Statutory Requirements

Section 65451 of the Government Code mandates that a specific plan be structured as follows:

(a) A specific plan shall include a text and a diagram or diagrams which specify all of the following in detail:

(1) The distribution, location, and extent of the uses of land, including open space, within the area covered by the plan.

(2) The proposed distribution, location, and extent and intensity of major components of public and private transportation, sewage, water, drainage, solid waste disposal, energy, and other essential facilities proposed to be located within the area covered by the plan and needed to support the land uses described in the plan.

(3) Standards and criteria by which development will proceed, and standards for the conservation, development, and utilization of natural resources, where applicable.

(4) A program of implementation measures including regulations, programs, public works projects, and financing measures necessary to carry out paragraphs (1), (2), and (3).

(b) The specific plan shall include a statement of the relationship of the specific plan to the general plan.

(The entire specific plan statute is included in Appendix B of this report for reference.)

The statutes apply to all counties and general law cities. They do not apply to charter cities unless incorporated by local charter or code. However, charter cities are required to comply with the Subdivision Map Act’s findings requirements pertaining to a subdivision’s consistency with an adopted specific plan pursuant to §65455.


Legal Adequacy

A specific plan must meet the minimum requirements of the statute listed above in order to be legally adequate. Numerous specific plans reviewed by OPR commonly lack one or more of the following:


Area And Community Plans

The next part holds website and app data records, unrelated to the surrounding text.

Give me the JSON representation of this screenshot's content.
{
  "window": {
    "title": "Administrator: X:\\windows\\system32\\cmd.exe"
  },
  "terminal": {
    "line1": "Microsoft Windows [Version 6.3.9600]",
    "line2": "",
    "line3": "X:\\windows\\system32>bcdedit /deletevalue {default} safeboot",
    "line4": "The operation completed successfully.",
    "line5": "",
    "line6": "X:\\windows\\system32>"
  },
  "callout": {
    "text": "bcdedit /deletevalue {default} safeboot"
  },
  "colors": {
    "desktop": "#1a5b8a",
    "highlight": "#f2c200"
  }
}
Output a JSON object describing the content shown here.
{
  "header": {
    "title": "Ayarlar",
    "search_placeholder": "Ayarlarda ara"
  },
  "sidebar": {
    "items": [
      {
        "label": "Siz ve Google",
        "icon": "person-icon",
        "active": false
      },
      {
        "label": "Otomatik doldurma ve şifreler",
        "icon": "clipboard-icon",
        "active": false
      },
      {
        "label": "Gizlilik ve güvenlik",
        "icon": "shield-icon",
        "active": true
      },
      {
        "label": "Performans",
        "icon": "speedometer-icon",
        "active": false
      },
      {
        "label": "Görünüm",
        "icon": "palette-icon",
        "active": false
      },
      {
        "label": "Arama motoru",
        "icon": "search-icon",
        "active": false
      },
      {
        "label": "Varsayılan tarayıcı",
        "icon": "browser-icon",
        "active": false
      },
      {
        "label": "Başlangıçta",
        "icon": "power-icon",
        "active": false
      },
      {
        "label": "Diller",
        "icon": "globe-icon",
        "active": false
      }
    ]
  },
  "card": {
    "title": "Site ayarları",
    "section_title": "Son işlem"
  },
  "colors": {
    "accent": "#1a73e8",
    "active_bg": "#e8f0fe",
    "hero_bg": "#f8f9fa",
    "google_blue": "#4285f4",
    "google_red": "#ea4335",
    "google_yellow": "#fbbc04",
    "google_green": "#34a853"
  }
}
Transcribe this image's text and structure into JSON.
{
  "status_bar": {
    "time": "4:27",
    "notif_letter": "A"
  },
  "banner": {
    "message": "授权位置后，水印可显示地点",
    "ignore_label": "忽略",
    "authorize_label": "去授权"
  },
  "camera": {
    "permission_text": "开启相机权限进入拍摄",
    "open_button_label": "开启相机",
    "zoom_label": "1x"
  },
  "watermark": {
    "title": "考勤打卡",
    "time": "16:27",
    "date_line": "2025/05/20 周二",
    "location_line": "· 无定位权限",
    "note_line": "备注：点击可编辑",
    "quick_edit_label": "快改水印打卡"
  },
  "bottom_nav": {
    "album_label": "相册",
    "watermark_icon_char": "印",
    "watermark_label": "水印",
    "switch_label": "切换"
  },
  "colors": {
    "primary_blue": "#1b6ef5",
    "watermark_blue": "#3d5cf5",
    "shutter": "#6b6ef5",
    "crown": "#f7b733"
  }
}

Practicing planners in California have used a variety of euphemisms to describe specific plans. The creative use and combination of planning terms to describe various planning tools has blurred the distinction between specific plans, community plans, and area plans to the extent that the terms are often misused. The following discussion highlights the differences among such plans.

A community plan is defined in Public Resources Code §21083.3 as a part of the General Plan which (1) applies to a defined geographic portion of the total area included in the general plan, (2) includes or references each of the mandatory elements specified in §65302 of the Government Code, and (3) contains specific development policies adopted for the area, and identifies measures to implement those policies, so that the policies which will apply to each parcel can be determined.

Area plans are not specifically mentioned in statute; however, they are authorized under §65301(b), which allows individual sections of the general plan to be devoted to a particular subject or geographic area. In addition, they are also allowed as optional elements or subjects under §65303.

Area and community plans address a particular region or community within the overall planning area of the general plan. An area or community plan is adopted as a general plan amendment. It refines the policies of the general plan as they apply to smaller geographic areas, and is implemented by local ordinances such as those regulating land use and subdivision. Area or community plans also provide forums for resolving local conflicts among competing interests. An area or community plan must be consistent with the general plan of which it is a part.

Specific plans differ from area and community plans in the following ways:

Specific plans are required under §65451(a)(2) to identify proposed major components of infrastructure needed to support planned land uses. Community plans and area plans may, but are not required to, contain similar analyses.